There are reasons to object to the repository of blame in the Bhutto situation. To the charge that there was insufficient security in Rawalpindi, nothing more needs to be said than that — yes: manifestly there was insufficient security, as there was at Ford’s Theatre in 1865, Dealey Plaza in 1963, and the hundred other places in America where mayhem has been plotted. We cannot know with any confidence just what it is that the Pakistanis have to come up with to make safe the niceties of democracy about which Musharraf speaks with understandable scorn.
The scantest knowledge of Pakistani and Muslim history challenges the fatuity that this is a corner of the political world where public life can proceed with no more concern for militant interruption than would be expected in the House of Lords.

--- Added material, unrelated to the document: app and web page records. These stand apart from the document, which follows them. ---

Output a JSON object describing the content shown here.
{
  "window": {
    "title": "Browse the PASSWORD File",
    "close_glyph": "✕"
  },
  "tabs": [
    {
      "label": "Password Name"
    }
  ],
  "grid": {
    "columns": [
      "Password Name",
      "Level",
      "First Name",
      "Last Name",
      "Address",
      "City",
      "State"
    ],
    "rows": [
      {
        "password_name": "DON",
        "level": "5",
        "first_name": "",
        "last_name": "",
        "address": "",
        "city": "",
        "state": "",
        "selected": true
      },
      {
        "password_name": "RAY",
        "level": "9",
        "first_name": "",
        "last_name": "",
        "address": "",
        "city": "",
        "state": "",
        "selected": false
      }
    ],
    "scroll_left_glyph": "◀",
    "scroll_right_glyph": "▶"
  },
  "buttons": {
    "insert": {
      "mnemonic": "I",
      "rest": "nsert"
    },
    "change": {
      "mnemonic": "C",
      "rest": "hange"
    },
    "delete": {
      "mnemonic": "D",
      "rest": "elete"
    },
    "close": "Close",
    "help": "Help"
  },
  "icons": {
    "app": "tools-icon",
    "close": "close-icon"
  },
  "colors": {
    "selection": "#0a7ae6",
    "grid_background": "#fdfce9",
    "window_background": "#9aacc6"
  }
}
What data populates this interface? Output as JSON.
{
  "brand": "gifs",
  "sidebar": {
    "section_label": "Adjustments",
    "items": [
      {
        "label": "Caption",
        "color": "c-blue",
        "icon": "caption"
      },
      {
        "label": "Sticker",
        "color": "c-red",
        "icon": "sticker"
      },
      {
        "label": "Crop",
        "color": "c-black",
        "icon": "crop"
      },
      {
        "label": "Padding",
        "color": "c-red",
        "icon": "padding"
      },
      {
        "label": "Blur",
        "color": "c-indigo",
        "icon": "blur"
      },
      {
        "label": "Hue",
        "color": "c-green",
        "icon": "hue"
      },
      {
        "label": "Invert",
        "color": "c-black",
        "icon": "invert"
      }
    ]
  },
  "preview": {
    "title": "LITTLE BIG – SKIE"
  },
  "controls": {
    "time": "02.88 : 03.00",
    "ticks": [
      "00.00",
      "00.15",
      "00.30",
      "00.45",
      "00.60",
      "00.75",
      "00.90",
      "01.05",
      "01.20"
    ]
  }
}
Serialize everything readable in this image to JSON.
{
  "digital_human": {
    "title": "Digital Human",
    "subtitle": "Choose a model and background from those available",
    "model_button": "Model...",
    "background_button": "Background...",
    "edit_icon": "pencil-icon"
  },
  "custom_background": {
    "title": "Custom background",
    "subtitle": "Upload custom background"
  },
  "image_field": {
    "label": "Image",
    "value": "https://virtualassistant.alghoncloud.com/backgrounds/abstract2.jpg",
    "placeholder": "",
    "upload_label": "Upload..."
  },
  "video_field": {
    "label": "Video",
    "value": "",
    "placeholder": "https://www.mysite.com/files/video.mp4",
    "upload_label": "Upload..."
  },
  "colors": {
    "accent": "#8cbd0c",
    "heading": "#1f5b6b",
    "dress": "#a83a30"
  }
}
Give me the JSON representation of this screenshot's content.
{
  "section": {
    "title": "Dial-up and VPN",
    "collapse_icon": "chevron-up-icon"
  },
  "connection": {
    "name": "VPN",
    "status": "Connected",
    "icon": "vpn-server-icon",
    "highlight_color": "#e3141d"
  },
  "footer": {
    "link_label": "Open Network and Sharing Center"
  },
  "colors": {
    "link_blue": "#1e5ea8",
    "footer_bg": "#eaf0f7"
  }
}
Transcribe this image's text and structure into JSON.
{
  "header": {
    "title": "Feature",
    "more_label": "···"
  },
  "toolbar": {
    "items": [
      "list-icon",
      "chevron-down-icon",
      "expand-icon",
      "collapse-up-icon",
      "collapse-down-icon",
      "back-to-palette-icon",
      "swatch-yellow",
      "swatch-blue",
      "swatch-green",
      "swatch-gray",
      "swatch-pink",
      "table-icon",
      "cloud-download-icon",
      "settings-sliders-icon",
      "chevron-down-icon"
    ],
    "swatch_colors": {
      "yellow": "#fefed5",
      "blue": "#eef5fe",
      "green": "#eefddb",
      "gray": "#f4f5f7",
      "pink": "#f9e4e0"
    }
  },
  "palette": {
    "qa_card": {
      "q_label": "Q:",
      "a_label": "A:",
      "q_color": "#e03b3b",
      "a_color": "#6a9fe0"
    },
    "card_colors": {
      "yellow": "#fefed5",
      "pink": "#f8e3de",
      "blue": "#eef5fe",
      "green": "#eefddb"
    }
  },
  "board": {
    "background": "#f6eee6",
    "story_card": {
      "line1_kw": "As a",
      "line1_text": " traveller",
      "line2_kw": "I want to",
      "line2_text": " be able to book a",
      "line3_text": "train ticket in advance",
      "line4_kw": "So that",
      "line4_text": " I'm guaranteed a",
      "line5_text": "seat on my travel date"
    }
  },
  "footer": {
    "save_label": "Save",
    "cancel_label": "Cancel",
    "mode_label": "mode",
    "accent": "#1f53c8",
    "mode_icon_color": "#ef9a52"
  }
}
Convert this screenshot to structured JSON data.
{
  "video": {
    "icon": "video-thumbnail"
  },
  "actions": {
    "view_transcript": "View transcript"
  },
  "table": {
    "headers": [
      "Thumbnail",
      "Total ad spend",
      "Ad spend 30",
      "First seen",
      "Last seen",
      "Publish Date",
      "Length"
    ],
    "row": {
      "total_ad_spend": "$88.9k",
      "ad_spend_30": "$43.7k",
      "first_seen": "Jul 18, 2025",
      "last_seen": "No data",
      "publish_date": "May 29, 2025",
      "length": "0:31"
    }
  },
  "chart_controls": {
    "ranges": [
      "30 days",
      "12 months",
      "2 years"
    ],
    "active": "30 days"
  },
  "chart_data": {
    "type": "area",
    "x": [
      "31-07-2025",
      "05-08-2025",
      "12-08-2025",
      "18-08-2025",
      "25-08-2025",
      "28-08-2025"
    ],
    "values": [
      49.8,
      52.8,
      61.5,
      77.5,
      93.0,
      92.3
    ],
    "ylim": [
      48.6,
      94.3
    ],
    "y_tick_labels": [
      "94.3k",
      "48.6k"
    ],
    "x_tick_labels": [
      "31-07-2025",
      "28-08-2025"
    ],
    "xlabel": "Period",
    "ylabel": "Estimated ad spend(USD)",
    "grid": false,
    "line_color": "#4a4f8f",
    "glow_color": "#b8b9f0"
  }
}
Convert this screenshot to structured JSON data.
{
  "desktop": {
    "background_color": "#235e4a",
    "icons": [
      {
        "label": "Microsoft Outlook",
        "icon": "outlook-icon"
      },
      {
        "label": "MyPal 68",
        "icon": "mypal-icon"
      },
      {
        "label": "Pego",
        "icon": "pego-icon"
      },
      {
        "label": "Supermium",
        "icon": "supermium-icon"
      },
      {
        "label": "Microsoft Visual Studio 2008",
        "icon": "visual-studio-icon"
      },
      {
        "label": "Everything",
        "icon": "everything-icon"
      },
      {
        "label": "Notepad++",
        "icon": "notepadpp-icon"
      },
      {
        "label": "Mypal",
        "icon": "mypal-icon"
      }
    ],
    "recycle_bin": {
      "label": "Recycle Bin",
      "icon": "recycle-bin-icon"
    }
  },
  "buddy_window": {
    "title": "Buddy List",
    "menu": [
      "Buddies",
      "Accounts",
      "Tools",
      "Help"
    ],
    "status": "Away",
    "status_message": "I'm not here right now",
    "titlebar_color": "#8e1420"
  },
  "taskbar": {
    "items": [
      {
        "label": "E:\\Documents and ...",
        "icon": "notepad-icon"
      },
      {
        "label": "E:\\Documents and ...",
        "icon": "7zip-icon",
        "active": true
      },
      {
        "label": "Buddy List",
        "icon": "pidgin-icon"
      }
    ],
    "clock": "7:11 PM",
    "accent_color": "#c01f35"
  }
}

The Bush administration should announce to the waiting world that the United States cannot be charged with responsibility for maintaining order in Pakistan, and does not accept responsibility for the assassination of Benazir Bhutto.
And Mark Steyn:
One way to look at what’s happened over the last five years is simply that Afghanistan and Pakistan have swapped roles. . . .
No people are immutable. It’s worth noting that Muslims next door in India are antipathetic to jihad. Yet they are ethnically and religiously indistinguishable from the fellows in Islamabad wiring up one-year old babies as unwitting suicide bombers. The only reason one’s an Indian and the other’s a Pakistani is because of where some British cartographer decided to draw the line in 1947. Since then, Indian Muslims have been functioning members of a modern pluralist democracy, while Pakistani Muslims have been mired in incompetence, backwardness and dictatorship, and embraced jihadism as the most viable escape route. Reversing that pathology would have been beyond Benazir Bhutto’s pretty face. . . .